Two highly opinionated interior designers under the same roof might suggest a clash of styles, but under Kelly’s direction, the decor is dramatic, frisky and cohesive. “Yes, we are two married designers, but the penthouse was my responsibility and the current look is very much my design, my styling, my approach,” she says. “We have plenty of heated debates but generally agree with each other. I notice that under Will’s subliminal influence I’ve calmed down, gained more restraint and edited with more polish and authority. I learn endlessly from Will’s breadth of knowledge.”
Each space, highly biographical, is filled with the contents of two design-crazed decades. “I love rooms with black and brass and color and print, as well as tribal pieces and organic elements, and we’ve mixed them with more classic and sleek pieces,” she explains. The contrast of refined and rough-hewn, glamorous and folkloric creates tension and harmony, like 1960s Ponti curves against African carvings. “I’ve collected from around the world—Florence, Brussels, London, Los Angeles, Morocco—and I love to start with one amazing piece, like the canopy bed in Luisa’s bedroom.”
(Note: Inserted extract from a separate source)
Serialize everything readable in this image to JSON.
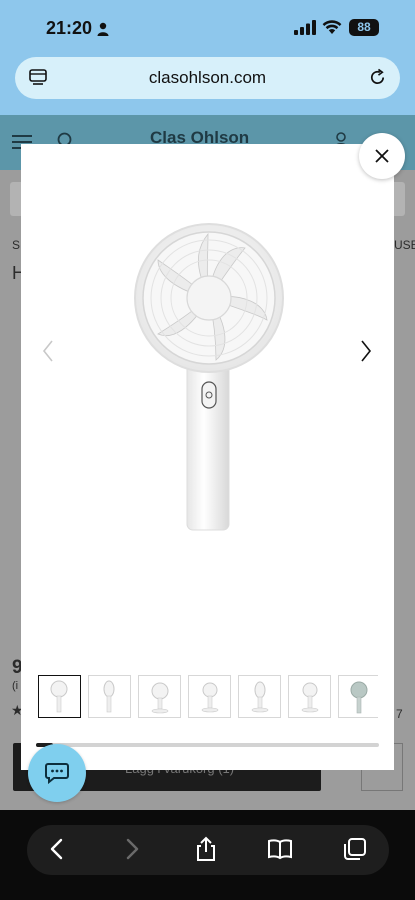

From dinner parties to someone practicing guitar or playing the inherited 1920s Steinway grand piano, the house creates great creative energy. “I have never decorated in a way that is because of kids,” says Kelly. “They’ve grown up with design. In fact, they are now pretty bossy with their own ideas.”
The results are stylish and relaxed. “We see the sunrise over the Berkeley Hills, and watch aircraft carriers and cargo ships gliding past. The Bay Lights on the Bay Bridge are so close it feels like private artwork.” Adds Kelly, “It’s like being on vacation every day.”
By Diane Dorrans Saeks.
Photographed by Douglas Friedman.